Canada’s inflation rate drops to 1.5% as gasoline prices plunge 9.6% in December


Responding to lower than expected growth and inflation, Canada’s central bank lowered its benchmark rate from 1 per cent to 0.75 per cent on Wednesday. The move ended the longest period of unchanged interest rates in Canada since 1950, and was made in the hopes of offsetting the impact of considerably lower oil prices.

The action was taken just ahead of Statistics Canada’s release of the latest consumer price index figures for December 2014. The numbers were released on Friday and confirmed the downward trajectory of the inflation rate, with Canada’s inflation rate falling from 2 per cent to 1.5 per cent year-over-year.

Lower oil prices lead inflation deceleration

After falling by 5.9 per cent in November, oil prices continued to fall in December and were 16.6 per cent lower than the year before. Oil prices had been falling since June and fell to below $60 a barrel by the end of December, a decrease of 24.6 per cent from the summer high.

Other components of CPI rose

While transport costs declined in the 12 months to December, the other seven major components of the CPI showed increases. Food prices were up 3.7 per cent in December, slightly higher than the 3.1 per cent increase posted in November. Shelter prices also showed an increase, going from a gain of 2.3 per cent in November to 2.4 per cent in December. Among the eight major components, the only other category to show faster growth in December than in November was the ‘Recreation, education and reading’ group, which grew from 0.6 per cent in November to 0.8 per cent in December.

Health and personal care grew by 1.3 per cent, which represents a slowdown from the 1.6 per cent growth in November. Prices for alcoholic beverages and tobacco products slowed down but still grew by 5.6 per cent. While oil prices fell and brought down transportation costs, consumers still continue to see higher heating bills as natural gas prices increased by 16.5 per cent.

Food prices stood out by posting increases across the board. Prices of fresh vegetables grew by 6.9 per cent in the past twelve months, and meals at restaurants cost 2.5 per cent more. The cost of meat increased by 13.1 per cent year-over-year and helped drive up the cost of food for Canadian consumers.

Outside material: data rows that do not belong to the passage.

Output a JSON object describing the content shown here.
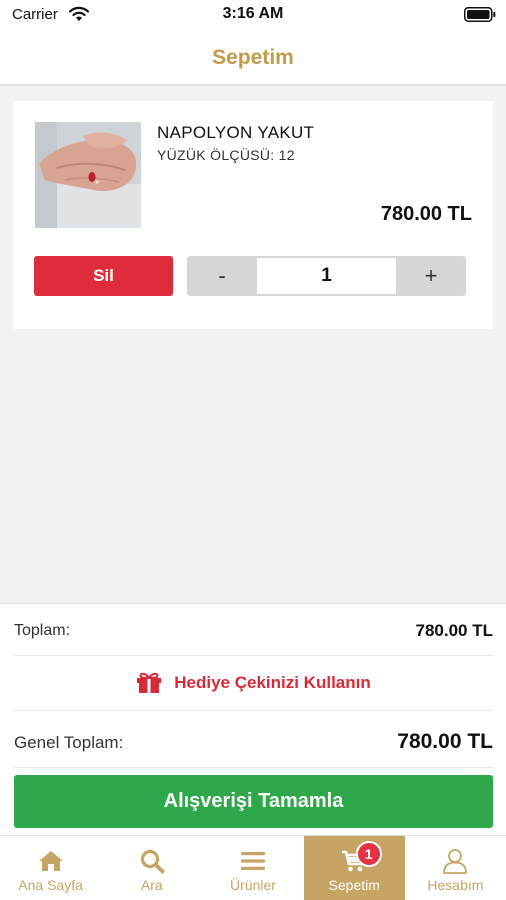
{
  "status_bar": {
    "carrier": "Carrier",
    "time": "3:16 AM"
  },
  "nav": {
    "title": "Sepetim"
  },
  "cart": {
    "items": [
      {
        "name": "NAPOLYON YAKUT",
        "size": "YÜZÜK ÖLÇÜSÜ: 12",
        "price": "780.00 TL",
        "delete_label": "Sil",
        "minus_label": "-",
        "plus_label": "+",
        "quantity": "1"
      }
    ]
  },
  "summary": {
    "total_label": "Toplam:",
    "total_value": "780.00 TL",
    "gift_label": "Hediye Çekinizi Kullanın",
    "grand_total_label": "Genel Toplam:",
    "grand_total_value": "780.00 TL",
    "checkout_label": "Alışverişi Tamamla"
  },
  "tabs": [
    {
      "label": "Ana Sayfa",
      "icon": "home-icon"
    },
    {
      "label": "Ara",
      "icon": "search-icon"
    },
    {
      "label": "Ürünler",
      "icon": "menu-icon"
    },
    {
      "label": "Sepetim",
      "icon": "cart-icon",
      "badge": "1",
      "active": true
    },
    {
      "label": "Hesabım",
      "icon": "user-icon"
    }
  ],
  "colors": {
    "accent": "#c6a564",
    "title": "#c19a4b",
    "delete": "#de2c3b",
    "checkout": "#2ea84a",
    "gift": "#d62b39",
    "badge": "#e53244"
  }
}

November 2014December 2014
All Items2.01.5
Food 3.13.7
Personal Care1.61.3
Alcohol and Tobacco5.95.6

Manitoba the odd one out

Manitoba was the only Canadian province to post a higher inflation rate in December than in November, with the consumer price increase growing from 1.1 per cent to 1.5 per cent. British Columbia, which was the odd one out last month, saw inflation growth fall from 1.2 per to 0.9 per cent. Ontario posted an inflation rate of 1.9 per cent and Quebec grew by 1.1 per cent year-over-year.

Prince Edward Island was the only province to have negative inflation, as its price growth rate dropped from 0.1 per cent in November 2014 to -0.4 per cent in December. The other maritime provinces are also coming dangerously close to zero growth: Newfoundland grew by only 0.2 per cent (down from 0.7 per cent before), while Nova Scotia fell from 1.5 per cent to 0.6 per cent, and New Brunswick went from 1.1 per cent inflation to 0.5 per cent.

In the prairies, Saskatchewan’s CPI growth rate fell from 2.1 per cent to 1.7 per cent. Alberta continued to slow down as well, inflation was 1.9 per cent in December. The falling oil prices have hit the oil producing province especially hard – it had a 3.9 per cent inflation rate as recently as March 2014. Out of the nine provinces to see lower inflation, tiny Nova Scotia experienced the biggest slow-down as its inflation rate dropped by 0.9 per cent from November to December.

Peter Fast

Peter Fast is a graduate of the University of Manitoba in Winnipeg, Canada, where he obtained a degree in Economics, specializing in Macroeconomic Trends in Canada. He subsequently worked in the finance industry for many years. His writing has been featured in several online and print financial publications.